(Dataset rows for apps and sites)
# # # #

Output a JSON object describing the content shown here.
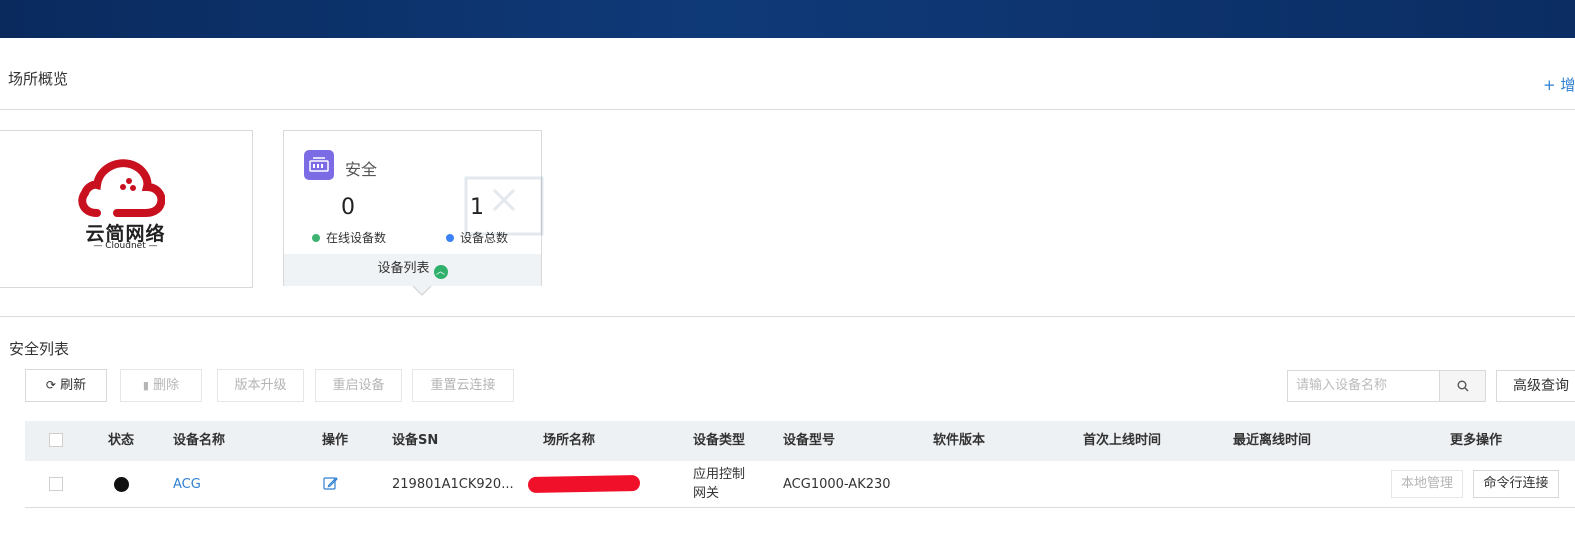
{
  "header": {
    "title": "场所概览",
    "add_label": "+ 增"
  },
  "cards": {
    "logo": {
      "brand_text": "云简网络",
      "brand_sub": "— Cloudnet —"
    },
    "security": {
      "title": "安全",
      "online_count": "0",
      "online_label": "在线设备数",
      "total_count": "1",
      "total_label": "设备总数",
      "footer_label": "设备列表"
    }
  },
  "colors": {
    "online_dot": "#3cb371",
    "total_dot": "#3b82f6",
    "accent": "#2f80d1",
    "icon_bg": "#7b6ce6"
  },
  "list": {
    "title": "安全列表",
    "toolbar": {
      "refresh": "刷新",
      "delete": "删除",
      "upgrade": "版本升级",
      "reboot": "重启设备",
      "reset_cloud": "重置云连接",
      "search_placeholder": "请输入设备名称",
      "advanced_search": "高级查询"
    },
    "columns": [
      "状态",
      "设备名称",
      "操作",
      "设备SN",
      "场所名称",
      "设备类型",
      "设备型号",
      "软件版本",
      "首次上线时间",
      "最近离线时间",
      "更多操作"
    ],
    "rows": [
      {
        "name": "ACG",
        "sn": "219801A1CK920...",
        "type_line1": "应用控制",
        "type_line2": "网关",
        "model": "ACG1000-AK230",
        "software_version": "",
        "first_online": "",
        "last_offline": "",
        "local_manage": "本地管理",
        "cli_connect": "命令行连接"
      }
    ]
  }
}
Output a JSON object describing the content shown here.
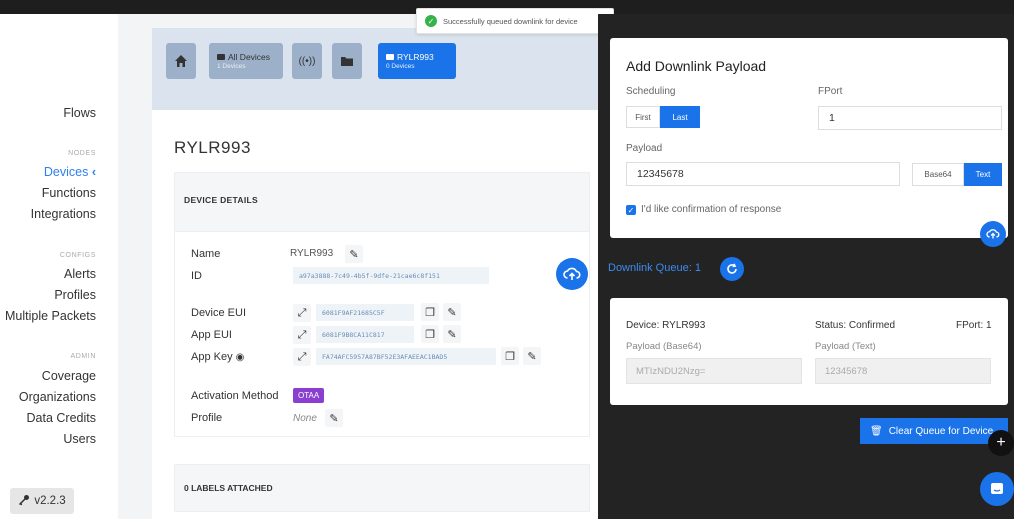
{
  "toast": {
    "message": "Successfully queued downlink for device"
  },
  "sidebar": {
    "flows": "Flows",
    "nodes_section": "NODES",
    "devices": "Devices",
    "functions": "Functions",
    "integrations": "Integrations",
    "config_section": "CONFIGS",
    "alerts": "Alerts",
    "profiles": "Profiles",
    "multiple_packets": "Multiple Packets",
    "admin_section": "ADMIN",
    "coverage": "Coverage",
    "organizations": "Organizations",
    "data_credits": "Data Credits",
    "users": "Users",
    "version": "v2.2.3"
  },
  "breadcrumbs": {
    "all_devices": "All Devices",
    "all_devices_count": "1 Devices",
    "current": "RYLR993",
    "current_count": "0 Devices"
  },
  "device": {
    "title": "RYLR993",
    "details_header": "DEVICE DETAILS",
    "name_label": "Name",
    "name_value": "RYLR993",
    "id_label": "ID",
    "id_value": "a97a3888-7c49-4b5f-9dfe-21cae6c8f151",
    "dev_eui_label": "Device EUI",
    "dev_eui_value": "6081F9AF21685C5F",
    "app_eui_label": "App EUI",
    "app_eui_value": "6081F9B8CA11C817",
    "app_key_label": "App Key",
    "app_key_value": "FA74AFC5957A87BF52E3AFAEEAC1BAD5",
    "activation_label": "Activation Method",
    "activation_value": "OTAA",
    "profile_label": "Profile",
    "profile_value": "None",
    "labels_header": "0 LABELS ATTACHED"
  },
  "downlink": {
    "title": "Add Downlink Payload",
    "scheduling_label": "Scheduling",
    "first": "First",
    "last": "Last",
    "fport_label": "FPort",
    "fport_value": "1",
    "payload_label": "Payload",
    "payload_value": "12345678",
    "base64": "Base64",
    "text": "Text",
    "confirm_label": "I'd like confirmation of response"
  },
  "queue": {
    "label": "Downlink Queue: 1",
    "device": "Device: RYLR993",
    "status": "Status: Confirmed",
    "fport": "FPort: 1",
    "payload_b64_label": "Payload (Base64)",
    "payload_b64_value": "MTIzNDU2Nzg=",
    "payload_text_label": "Payload (Text)",
    "payload_text_value": "12345678",
    "clear_button": "Clear Queue for Device"
  }
}
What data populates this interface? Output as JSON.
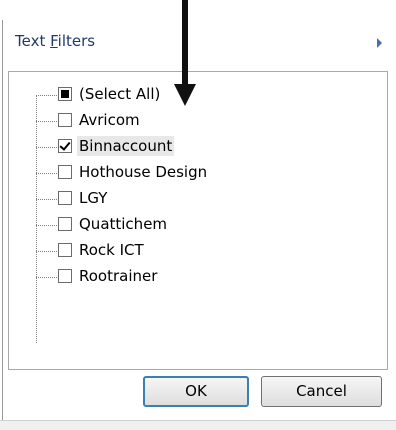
{
  "menu": {
    "title_prefix": "Text ",
    "title_accel": "F",
    "title_suffix": "ilters",
    "submenu_icon": "triangle-right-icon"
  },
  "filter_list": {
    "items": [
      {
        "label": "(Select All)",
        "state": "partial"
      },
      {
        "label": "Avricom",
        "state": "unchecked"
      },
      {
        "label": "Binnaccount",
        "state": "checked",
        "selected": true
      },
      {
        "label": "Hothouse Design",
        "state": "unchecked"
      },
      {
        "label": "LGY",
        "state": "unchecked"
      },
      {
        "label": "Quattichem",
        "state": "unchecked"
      },
      {
        "label": "Rock ICT",
        "state": "unchecked"
      },
      {
        "label": "Rootrainer",
        "state": "unchecked"
      }
    ]
  },
  "buttons": {
    "ok_label": "OK",
    "cancel_label": "Cancel"
  },
  "colors": {
    "menu_text": "#1f3b6e",
    "ok_border": "#3c7fb1",
    "annotation_arrow": "#111111"
  }
}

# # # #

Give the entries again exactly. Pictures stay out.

> ANSWER FOR THE TASK
Output a JSON object describing the content shown here.
{
  "header": {
    "title": "场所概览",
    "add_label": "+ 增"
  },
  "cards": {
    "logo": {
      "brand_text": "云简网络",
      "brand_sub": "— Cloudnet —"
    },
    "security": {
      "title": "安全",
      "online_count": "0",
      "online_label": "在线设备数",
      "total_count": "1",
      "total_label": "设备总数",
      "footer_label": "设备列表"
    }
  },
  "colors": {
    "online_dot": "#3cb371",
    "total_dot": "#3b82f6",
    "accent": "#2f80d1",
    "icon_bg": "#7b6ce6"
  },
  "list": {
    "title": "安全列表",
    "toolbar": {
      "refresh": "刷新",
      "delete": "删除",
      "upgrade": "版本升级",
      "reboot": "重启设备",
      "reset_cloud": "重置云连接",
      "search_placeholder": "请输入设备名称",
      "advanced_search": "高级查询"
    },
    "columns": [
      "状态",
      "设备名称",
      "操作",
      "设备SN",
      "场所名称",
      "设备类型",
      "设备型号",
      "软件版本",
      "首次上线时间",
      "最近离线时间",
      "更多操作"
    ],
    "rows": [
      {
        "name": "ACG",
        "sn": "219801A1CK920...",
        "type_line1": "应用控制",
        "type_line2": "网关",
        "model": "ACG1000-AK230",
        "software_version": "",
        "first_online": "",
        "last_offline": "",
        "local_manage": "本地管理",
        "cli_connect": "命令行连接"
      }
    ]
  }
}
Output a JSON object describing the content shown here.
{
  "toast": {
    "message": "Successfully queued downlink for device"
  },
  "sidebar": {
    "flows": "Flows",
    "nodes_section": "NODES",
    "devices": "Devices",
    "functions": "Functions",
    "integrations": "Integrations",
    "config_section": "CONFIGS",
    "alerts": "Alerts",
    "profiles": "Profiles",
    "multiple_packets": "Multiple Packets",
    "admin_section": "ADMIN",
    "coverage": "Coverage",
    "organizations": "Organizations",
    "data_credits": "Data Credits",
    "users": "Users",
    "version": "v2.2.3"
  },
  "breadcrumbs": {
    "all_devices": "All Devices",
    "all_devices_count": "1 Devices",
    "current": "RYLR993",
    "current_count": "0 Devices"
  },
  "device": {
    "title": "RYLR993",
    "details_header": "DEVICE DETAILS",
    "name_label": "Name",
    "name_value": "RYLR993",
    "id_label": "ID",
    "id_value": "a97a3888-7c49-4b5f-9dfe-21cae6c8f151",
    "dev_eui_label": "Device EUI",
    "dev_eui_value": "6081F9AF21685C5F",
    "app_eui_label": "App EUI",
    "app_eui_value": "6081F9B8CA11C817",
    "app_key_label": "App Key",
    "app_key_value": "FA74AFC5957A87BF52E3AFAEEAC1BAD5",
    "activation_label": "Activation Method",
    "activation_value": "OTAA",
    "profile_label": "Profile",
    "profile_value": "None",
    "labels_header": "0 LABELS ATTACHED"
  },
  "downlink": {
    "title": "Add Downlink Payload",
    "scheduling_label": "Scheduling",
    "first": "First",
    "last": "Last",
    "fport_label": "FPort",
    "fport_value": "1",
    "payload_label": "Payload",
    "payload_value": "12345678",
    "base64": "Base64",
    "text": "Text",
    "confirm_label": "I'd like confirmation of response"
  },
  "queue": {
    "label": "Downlink Queue: 1",
    "device": "Device: RYLR993",
    "status": "Status: Confirmed",
    "fport": "FPort: 1",
    "payload_b64_label": "Payload (Base64)",
    "payload_b64_value": "MTIzNDU2Nzg=",
    "payload_text_label": "Payload (Text)",
    "payload_text_value": "12345678",
    "clear_button": "Clear Queue for Device"
  }
}
What data populates this interface? Output as JSON.
{
  "menu": {
    "title_prefix": "Text ",
    "title_accel": "F",
    "title_suffix": "ilters",
    "submenu_icon": "triangle-right-icon"
  },
  "filter_list": {
    "items": [
      {
        "label": "(Select All)",
        "state": "partial"
      },
      {
        "label": "Avricom",
        "state": "unchecked"
      },
      {
        "label": "Binnaccount",
        "state": "checked",
        "selected": true
      },
      {
        "label": "Hothouse Design",
        "state": "unchecked"
      },
      {
        "label": "LGY",
        "state": "unchecked"
      },
      {
        "label": "Quattichem",
        "state": "unchecked"
      },
      {
        "label": "Rock ICT",
        "state": "unchecked"
      },
      {
        "label": "Rootrainer",
        "state": "unchecked"
      }
    ]
  },
  "buttons": {
    "ok_label": "OK",
    "cancel_label": "Cancel"
  },
  "colors": {
    "menu_text": "#1f3b6e",
    "ok_border": "#3c7fb1",
    "annotation_arrow": "#111111"
  }
}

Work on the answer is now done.